Odours you smell while you're asleep have the potential to influence your dreams, according to German researchers.

For their study, the researchers recruited 15 young women who were exposed to a series of different aromas as they slept. Their brain waves were monitored so scientists knew when they entered REM (rapid eye movement) sleep, the period when dreams normally occur. At that time, the sleeping subjects would be given a whiff of a particular smell for 10 seconds. A minute later, they were woken up and asked to recall their dreams.

When the volunteers were exposed to the pleasing fragrance of a rose, most of them later reported dreams with generally "positive" feelings. The disgusting smell of rotten eggs, on the other hand, triggered dreams with negative impressions.

Boris Stuck, a researcher at University Hospital Mannheim, noted that the women did not actually dream about smelling something. "It obviously does not determine what you dream about, but it influences how you experience a dream."

Dr. Stuck said the findings, presented this week at the annual meeting of the American Academy of Otolaryngology-Head and Neck Surgery Foundation in Chicago, might some day be used to help treat patients with posttraumatic stress disorder who are tormented by recurring nightmares.

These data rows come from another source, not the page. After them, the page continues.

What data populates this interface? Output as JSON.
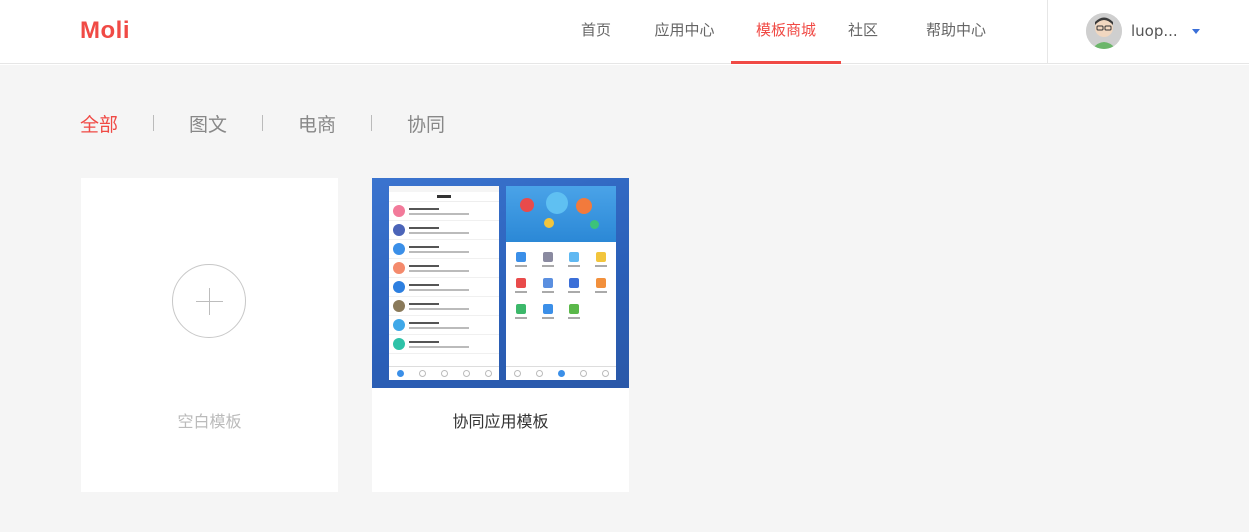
{
  "header": {
    "logo_text": "Moli",
    "nav": [
      {
        "label": "首页",
        "active": false
      },
      {
        "label": "应用中心",
        "active": false
      },
      {
        "label": "模板商城",
        "active": true
      },
      {
        "label": "社区",
        "active": false
      },
      {
        "label": "帮助中心",
        "active": false
      }
    ],
    "user": {
      "name": "luop..."
    }
  },
  "filters": [
    {
      "label": "全部",
      "active": true
    },
    {
      "label": "图文",
      "active": false
    },
    {
      "label": "电商",
      "active": false
    },
    {
      "label": "协同",
      "active": false
    }
  ],
  "templates": [
    {
      "label": "空白模板",
      "type": "blank"
    },
    {
      "label": "协同应用模板",
      "type": "collab"
    }
  ],
  "colors": {
    "accent": "#f04a45",
    "thumb_blue": "#2f68c2"
  }
}
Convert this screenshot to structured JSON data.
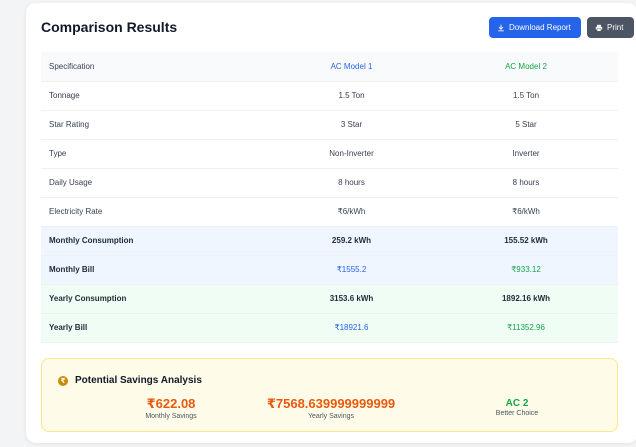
{
  "header": {
    "title": "Comparison Results",
    "download_label": "Download Report",
    "print_label": "Print"
  },
  "table": {
    "columns": [
      "Specification",
      "AC Model 1",
      "AC Model 2"
    ],
    "rows": [
      [
        "Tonnage",
        "1.5 Ton",
        "1.5 Ton"
      ],
      [
        "Star Rating",
        "3 Star",
        "5 Star"
      ],
      [
        "Type",
        "Non-Inverter",
        "Inverter"
      ],
      [
        "Daily Usage",
        "8 hours",
        "8 hours"
      ],
      [
        "Electricity Rate",
        "₹6/kWh",
        "₹6/kWh"
      ],
      [
        "Monthly Consumption",
        "259.2 kWh",
        "155.52 kWh"
      ],
      [
        "Monthly Bill",
        "₹1555.2",
        "₹933.12"
      ],
      [
        "Yearly Consumption",
        "3153.6 kWh",
        "1892.16 kWh"
      ],
      [
        "Yearly Bill",
        "₹18921.6",
        "₹11352.96"
      ]
    ]
  },
  "savings": {
    "title": "Potential Savings Analysis",
    "monthly_value": "₹622.08",
    "monthly_label": "Monthly Savings",
    "yearly_value": "₹7568.639999999999",
    "yearly_label": "Yearly Savings",
    "better_value": "AC 2",
    "better_label": "Better Choice"
  },
  "colors": {
    "primary": "#2563eb",
    "secondary": "#4b5563",
    "model2": "#16a34a",
    "savings": "#ea580c"
  }
}
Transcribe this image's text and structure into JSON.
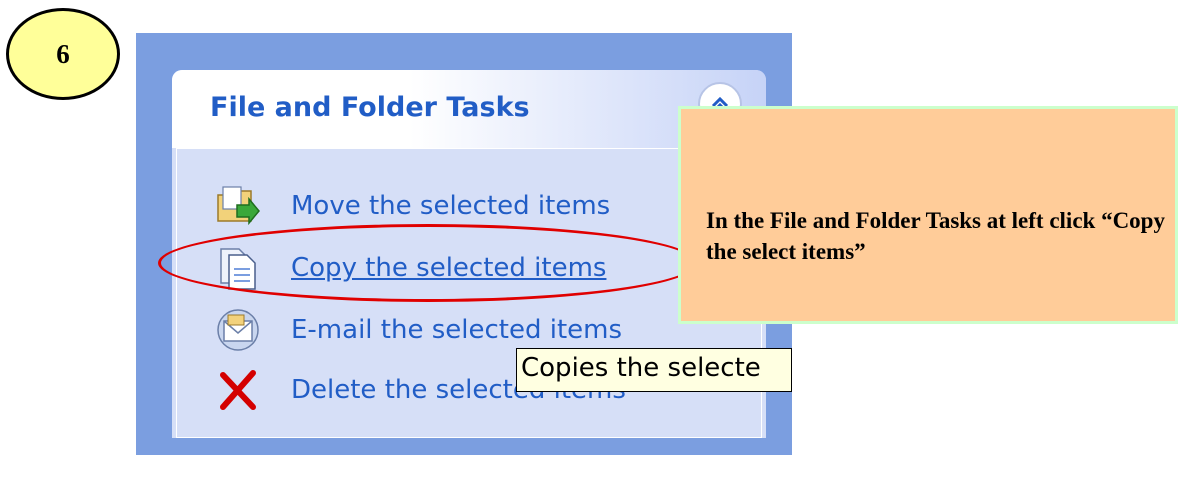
{
  "step_badge": {
    "number": "6"
  },
  "panel": {
    "title": "File and Folder Tasks",
    "tasks": [
      {
        "label": "Move the selected items",
        "icon": "move-folder-icon"
      },
      {
        "label": "Copy the selected items",
        "icon": "copy-document-icon",
        "hovered": true
      },
      {
        "label": "E-mail the selected items",
        "icon": "email-envelope-icon"
      },
      {
        "label": "Delete the selected items",
        "icon": "delete-x-icon"
      }
    ]
  },
  "tooltip": {
    "text": "Copies the selecte"
  },
  "callout": {
    "text": "In the File and Folder Tasks at left click “Copy the select items”"
  },
  "colors": {
    "frame": "#7b9ee0",
    "panel": "#d6dff7",
    "link": "#215dc6",
    "highlight": "#e00000",
    "callout_bg": "#ffcc99",
    "callout_border": "#ccffcc",
    "badge_bg": "#ffff99"
  }
}
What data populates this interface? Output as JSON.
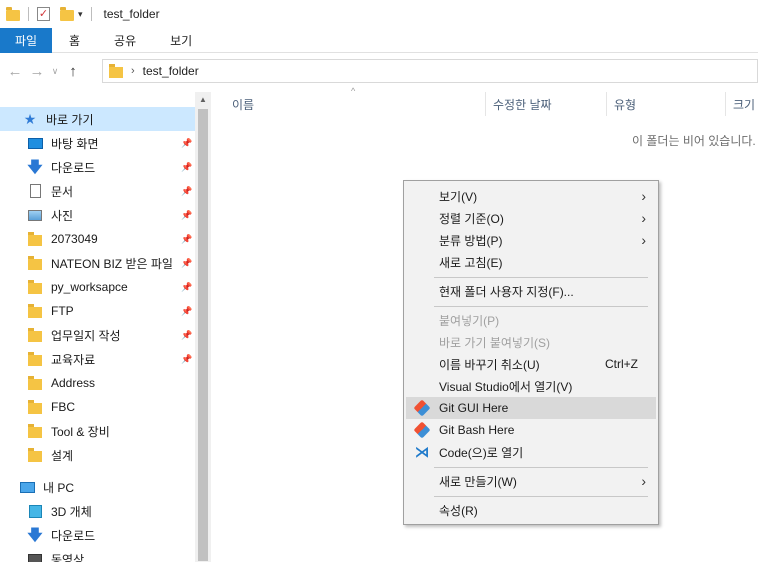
{
  "window": {
    "title": "test_folder"
  },
  "ribbon": {
    "tabs": [
      "파일",
      "홈",
      "공유",
      "보기"
    ]
  },
  "address": {
    "path_segment": "test_folder",
    "separator": "›"
  },
  "sidebar": {
    "quick_access": "바로 가기",
    "items": [
      {
        "label": "바탕 화면",
        "icon": "desktop-icon",
        "pinned": true
      },
      {
        "label": "다운로드",
        "icon": "download-arrow-icon",
        "pinned": true
      },
      {
        "label": "문서",
        "icon": "document-icon",
        "pinned": true
      },
      {
        "label": "사진",
        "icon": "picture-icon",
        "pinned": true
      },
      {
        "label": "2073049",
        "icon": "folder-icon",
        "pinned": true
      },
      {
        "label": "NATEON BIZ 받은 파일",
        "icon": "folder-icon",
        "pinned": true
      },
      {
        "label": "py_worksapce",
        "icon": "folder-icon",
        "pinned": true
      },
      {
        "label": "FTP",
        "icon": "folder-icon",
        "pinned": true
      },
      {
        "label": "업무일지 작성",
        "icon": "folder-icon",
        "pinned": true
      },
      {
        "label": "교육자료",
        "icon": "folder-icon",
        "pinned": true
      },
      {
        "label": "Address",
        "icon": "folder-icon",
        "pinned": false
      },
      {
        "label": "FBC",
        "icon": "folder-icon",
        "pinned": false
      },
      {
        "label": "Tool & 장비",
        "icon": "folder-icon",
        "pinned": false
      },
      {
        "label": "설계",
        "icon": "folder-icon",
        "pinned": false
      }
    ],
    "this_pc": "내 PC",
    "pc_items": [
      {
        "label": "3D 개체",
        "icon": "3d-objects-icon"
      },
      {
        "label": "다운로드",
        "icon": "download-arrow-icon"
      },
      {
        "label": "동영상",
        "icon": "video-icon"
      }
    ]
  },
  "columns": {
    "name": "이름",
    "modified": "수정한 날짜",
    "type": "유형",
    "size": "크기"
  },
  "content": {
    "empty_message": "이 폴더는 비어 있습니다."
  },
  "context_menu": {
    "view": "보기(V)",
    "sort": "정렬 기준(O)",
    "group": "분류 방법(P)",
    "refresh": "새로 고침(E)",
    "customize": "현재 폴더 사용자 지정(F)...",
    "paste": "붙여넣기(P)",
    "paste_shortcut": "바로 가기 붙여넣기(S)",
    "undo_rename": "이름 바꾸기 취소(U)",
    "undo_shortcut": "Ctrl+Z",
    "open_vs": "Visual Studio에서 열기(V)",
    "git_gui": "Git GUI Here",
    "git_bash": "Git Bash Here",
    "open_code": "Code(으)로 열기",
    "new": "새로 만들기(W)",
    "properties": "속성(R)"
  },
  "colors": {
    "accent": "#1979ca",
    "selection": "#cce8ff",
    "menu_bg": "#f2f2f2",
    "menu_hover": "#d9d9d9"
  }
}
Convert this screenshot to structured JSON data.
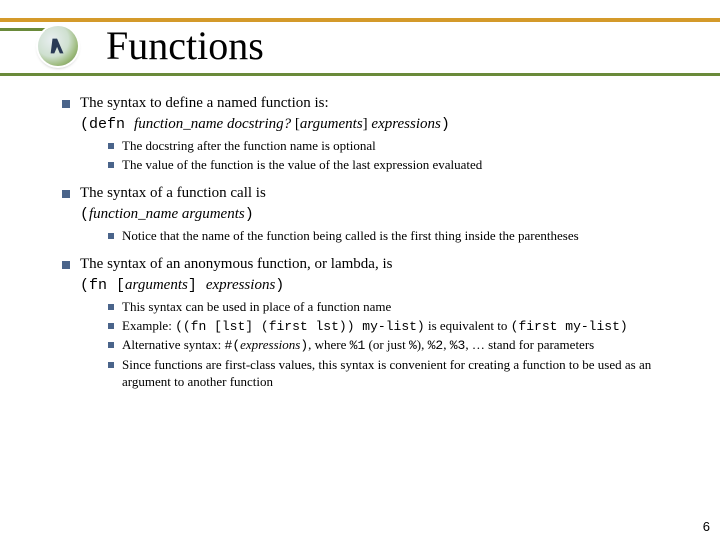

But simply sleeping in a room full of fragrant flowers will not produce sweet dreams. Prolonged exposure to a particular aroma will overload the brain's smell receptors, he explained. Essentially, you become desensi-

tized to the odour and cease to smell it.

What's needed, he said, is a compact machine that monitors brain activity and automatically releases a pleasing scent under the nose only when dreams are occurring.